Another satisfied Jetta TDI ('09 sportwagen) owner here just banging his head against the wall about the lack of diesel options here in the states.
I still can't wrap my head around why diesel isn't catching on like wildfire in this country. I would be the first in line for a diesel half ton pickup. The problem is it is just way too damned expensive. If you do a build/price for a diesel pickup its about an $8k option. Doesn't make financial sense.
Some people are taking matters into their own hands and building their own. I've seen where people are putting 4BT's into half ton pickups and getting mid-20's.
There are some immortal diesel engines out there that will practically last forever and get good mileage while doing it. I have a couple friends who are diesel mechanics. The shop they work at does everythng from TDIs to tractors to you're average Duramax pickup. They specialize in building high performance racing/pulling engines (this one for example: http://www.youtube.com/watch?v=oAUY0-LnZRQ ). To illustrate my earlier point about diesel longevity, most top fuel dragsters get a complete engine rebuild after every run. This one gets rebuild after every SEASON. Now this isn't as fast as top fuel, but it ain't slow either. That's pretty much a stock 5.9 bottom end with some goodies on the top end. Needless to say it takes some abuse.

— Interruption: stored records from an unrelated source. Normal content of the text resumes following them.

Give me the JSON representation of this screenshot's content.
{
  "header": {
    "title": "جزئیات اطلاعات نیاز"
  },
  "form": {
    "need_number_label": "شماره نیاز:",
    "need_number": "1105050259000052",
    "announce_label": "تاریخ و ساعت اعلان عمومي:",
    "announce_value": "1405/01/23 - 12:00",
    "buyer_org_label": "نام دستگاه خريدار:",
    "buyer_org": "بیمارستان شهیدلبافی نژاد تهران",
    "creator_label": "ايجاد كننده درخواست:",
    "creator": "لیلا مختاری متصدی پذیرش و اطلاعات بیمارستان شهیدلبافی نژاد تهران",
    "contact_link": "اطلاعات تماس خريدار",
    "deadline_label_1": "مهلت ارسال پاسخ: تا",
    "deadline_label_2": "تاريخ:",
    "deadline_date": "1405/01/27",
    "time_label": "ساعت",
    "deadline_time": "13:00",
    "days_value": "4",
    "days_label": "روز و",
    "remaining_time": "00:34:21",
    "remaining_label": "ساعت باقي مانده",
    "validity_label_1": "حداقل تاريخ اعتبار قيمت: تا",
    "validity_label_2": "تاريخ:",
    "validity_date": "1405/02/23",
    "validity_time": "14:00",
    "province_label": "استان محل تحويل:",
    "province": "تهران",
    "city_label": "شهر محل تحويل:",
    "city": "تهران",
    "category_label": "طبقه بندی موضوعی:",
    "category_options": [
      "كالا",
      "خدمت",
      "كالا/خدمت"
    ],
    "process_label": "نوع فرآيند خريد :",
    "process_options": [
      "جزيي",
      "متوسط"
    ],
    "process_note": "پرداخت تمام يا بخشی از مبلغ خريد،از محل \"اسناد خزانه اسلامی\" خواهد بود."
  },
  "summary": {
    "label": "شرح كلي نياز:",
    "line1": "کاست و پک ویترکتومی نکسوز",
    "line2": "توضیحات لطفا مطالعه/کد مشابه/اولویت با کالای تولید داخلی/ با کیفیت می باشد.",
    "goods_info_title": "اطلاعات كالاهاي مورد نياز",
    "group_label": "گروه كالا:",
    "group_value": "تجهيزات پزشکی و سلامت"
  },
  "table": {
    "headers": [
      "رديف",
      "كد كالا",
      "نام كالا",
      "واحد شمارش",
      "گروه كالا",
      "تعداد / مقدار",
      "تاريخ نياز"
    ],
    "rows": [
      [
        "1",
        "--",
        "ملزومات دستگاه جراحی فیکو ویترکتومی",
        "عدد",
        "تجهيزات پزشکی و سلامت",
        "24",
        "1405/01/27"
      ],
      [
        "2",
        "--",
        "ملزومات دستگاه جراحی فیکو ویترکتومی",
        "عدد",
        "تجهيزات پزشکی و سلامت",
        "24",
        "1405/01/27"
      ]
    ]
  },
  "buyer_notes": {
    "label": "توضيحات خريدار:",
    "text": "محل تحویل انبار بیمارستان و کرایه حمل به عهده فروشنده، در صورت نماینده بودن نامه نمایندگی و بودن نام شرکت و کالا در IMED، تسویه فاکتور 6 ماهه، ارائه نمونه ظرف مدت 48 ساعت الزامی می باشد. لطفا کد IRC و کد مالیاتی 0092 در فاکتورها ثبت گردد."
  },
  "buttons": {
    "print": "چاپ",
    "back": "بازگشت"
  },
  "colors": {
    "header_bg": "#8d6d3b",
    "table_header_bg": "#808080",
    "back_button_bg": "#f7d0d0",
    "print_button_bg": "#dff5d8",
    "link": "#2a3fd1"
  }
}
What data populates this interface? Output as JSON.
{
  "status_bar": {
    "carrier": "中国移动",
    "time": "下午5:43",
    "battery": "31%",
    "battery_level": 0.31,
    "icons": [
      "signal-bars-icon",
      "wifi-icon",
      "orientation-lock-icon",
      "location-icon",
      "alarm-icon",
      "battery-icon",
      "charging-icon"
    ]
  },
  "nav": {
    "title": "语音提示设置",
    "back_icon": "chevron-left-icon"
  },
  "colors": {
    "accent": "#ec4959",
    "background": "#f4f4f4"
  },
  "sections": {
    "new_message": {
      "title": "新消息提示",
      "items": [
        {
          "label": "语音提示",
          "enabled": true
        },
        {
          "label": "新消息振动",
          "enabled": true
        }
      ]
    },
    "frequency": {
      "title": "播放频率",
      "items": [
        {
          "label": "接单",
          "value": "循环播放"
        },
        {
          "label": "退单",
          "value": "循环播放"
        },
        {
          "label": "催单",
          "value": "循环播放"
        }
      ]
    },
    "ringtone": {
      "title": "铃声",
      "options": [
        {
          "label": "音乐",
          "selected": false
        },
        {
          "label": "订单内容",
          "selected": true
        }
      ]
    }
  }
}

A lot of the problem, in my opinion anyway, is mis-understanding about HP ratings by the average consumer. A half ton diesel truck would (if done right) would have about 180 HP and 360 lb/ft of torque. My F-150 has 292HP and about 320 lb/ft. Looks like the diesel is underpowered, right? Most people say more HP is better. In reality the diesel would take my truck to school when it comes to towing...and get close to double the loaded mileage while doing it. But hey, we Americans loves us some HP.
In a truck HP is not nearly as important as torque.
On the 4BT there is a guy out in Washington state who put one in a '70 F250 with a 5 speed transmission. He claims as much as 30 mpg and says it will easily tow 10,000 lbs over mountains.
It's ashame, we could have some really nice diesel vehicles here in the US .
Do you have a project link or something? Would love to read and see how the install went. Not that I would want to tow 10,000 with a 40 year old F250 but the 30 mpg part is refreshing and cummins engines make excellent swap candidates. Oddly, the little 4 cylinder 4bt cummins is more expensive to source than the bigger 6 cyclinder that was used in Dodge trucks.